RECORDS TO PROCESS:

____________________

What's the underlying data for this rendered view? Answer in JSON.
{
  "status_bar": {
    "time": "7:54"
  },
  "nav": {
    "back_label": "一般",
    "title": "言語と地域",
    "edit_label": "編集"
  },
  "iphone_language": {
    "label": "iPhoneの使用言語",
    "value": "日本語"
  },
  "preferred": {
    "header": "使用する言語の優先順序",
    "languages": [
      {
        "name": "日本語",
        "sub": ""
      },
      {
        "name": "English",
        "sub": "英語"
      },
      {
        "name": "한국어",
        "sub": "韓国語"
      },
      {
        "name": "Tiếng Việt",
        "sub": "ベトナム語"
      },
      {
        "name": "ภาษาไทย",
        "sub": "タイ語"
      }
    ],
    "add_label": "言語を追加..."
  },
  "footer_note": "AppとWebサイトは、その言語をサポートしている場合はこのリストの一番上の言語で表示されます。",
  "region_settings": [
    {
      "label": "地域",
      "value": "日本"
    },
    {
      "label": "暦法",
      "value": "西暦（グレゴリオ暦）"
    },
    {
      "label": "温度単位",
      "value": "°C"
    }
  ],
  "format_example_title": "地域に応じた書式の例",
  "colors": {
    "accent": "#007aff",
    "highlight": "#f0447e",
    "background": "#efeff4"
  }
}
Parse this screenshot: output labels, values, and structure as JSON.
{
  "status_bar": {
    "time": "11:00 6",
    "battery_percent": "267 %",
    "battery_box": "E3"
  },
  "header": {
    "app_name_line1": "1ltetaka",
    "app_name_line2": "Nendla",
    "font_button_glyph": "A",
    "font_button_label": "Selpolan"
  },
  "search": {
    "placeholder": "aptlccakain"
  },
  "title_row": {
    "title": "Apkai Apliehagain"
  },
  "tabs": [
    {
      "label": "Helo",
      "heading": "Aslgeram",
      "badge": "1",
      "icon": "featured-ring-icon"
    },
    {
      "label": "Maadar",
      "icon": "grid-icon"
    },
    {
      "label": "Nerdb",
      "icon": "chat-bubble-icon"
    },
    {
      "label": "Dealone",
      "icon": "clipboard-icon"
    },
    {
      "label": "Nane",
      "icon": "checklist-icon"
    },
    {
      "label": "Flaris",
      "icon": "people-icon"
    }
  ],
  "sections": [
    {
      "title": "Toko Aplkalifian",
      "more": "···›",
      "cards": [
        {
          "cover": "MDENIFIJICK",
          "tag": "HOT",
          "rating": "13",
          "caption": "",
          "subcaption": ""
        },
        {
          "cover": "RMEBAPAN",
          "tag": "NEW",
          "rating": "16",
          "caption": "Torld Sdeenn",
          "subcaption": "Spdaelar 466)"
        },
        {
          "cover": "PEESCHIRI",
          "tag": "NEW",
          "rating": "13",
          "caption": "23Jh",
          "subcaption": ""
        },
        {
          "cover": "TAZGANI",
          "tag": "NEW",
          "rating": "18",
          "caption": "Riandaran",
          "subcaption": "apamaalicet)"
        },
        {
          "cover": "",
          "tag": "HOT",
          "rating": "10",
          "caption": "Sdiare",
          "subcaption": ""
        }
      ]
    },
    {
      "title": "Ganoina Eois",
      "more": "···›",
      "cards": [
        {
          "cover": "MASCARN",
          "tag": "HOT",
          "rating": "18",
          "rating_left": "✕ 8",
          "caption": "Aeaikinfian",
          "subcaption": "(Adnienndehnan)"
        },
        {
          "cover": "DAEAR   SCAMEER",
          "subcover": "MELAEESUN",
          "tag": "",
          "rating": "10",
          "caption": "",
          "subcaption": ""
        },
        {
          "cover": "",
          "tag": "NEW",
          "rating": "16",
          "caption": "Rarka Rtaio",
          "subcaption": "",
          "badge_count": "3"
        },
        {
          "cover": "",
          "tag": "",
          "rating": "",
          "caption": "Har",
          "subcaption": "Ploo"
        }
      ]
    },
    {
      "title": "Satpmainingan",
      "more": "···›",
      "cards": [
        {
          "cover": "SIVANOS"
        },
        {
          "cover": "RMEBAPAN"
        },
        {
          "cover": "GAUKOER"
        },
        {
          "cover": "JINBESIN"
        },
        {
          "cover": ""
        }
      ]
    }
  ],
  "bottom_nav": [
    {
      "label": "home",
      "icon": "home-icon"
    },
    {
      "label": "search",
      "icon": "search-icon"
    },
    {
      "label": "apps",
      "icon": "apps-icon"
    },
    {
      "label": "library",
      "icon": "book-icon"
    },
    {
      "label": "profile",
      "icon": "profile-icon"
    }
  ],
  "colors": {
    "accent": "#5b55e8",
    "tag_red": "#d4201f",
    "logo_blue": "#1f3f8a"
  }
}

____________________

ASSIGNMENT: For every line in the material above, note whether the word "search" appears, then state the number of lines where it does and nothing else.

FINISHED TASK: 3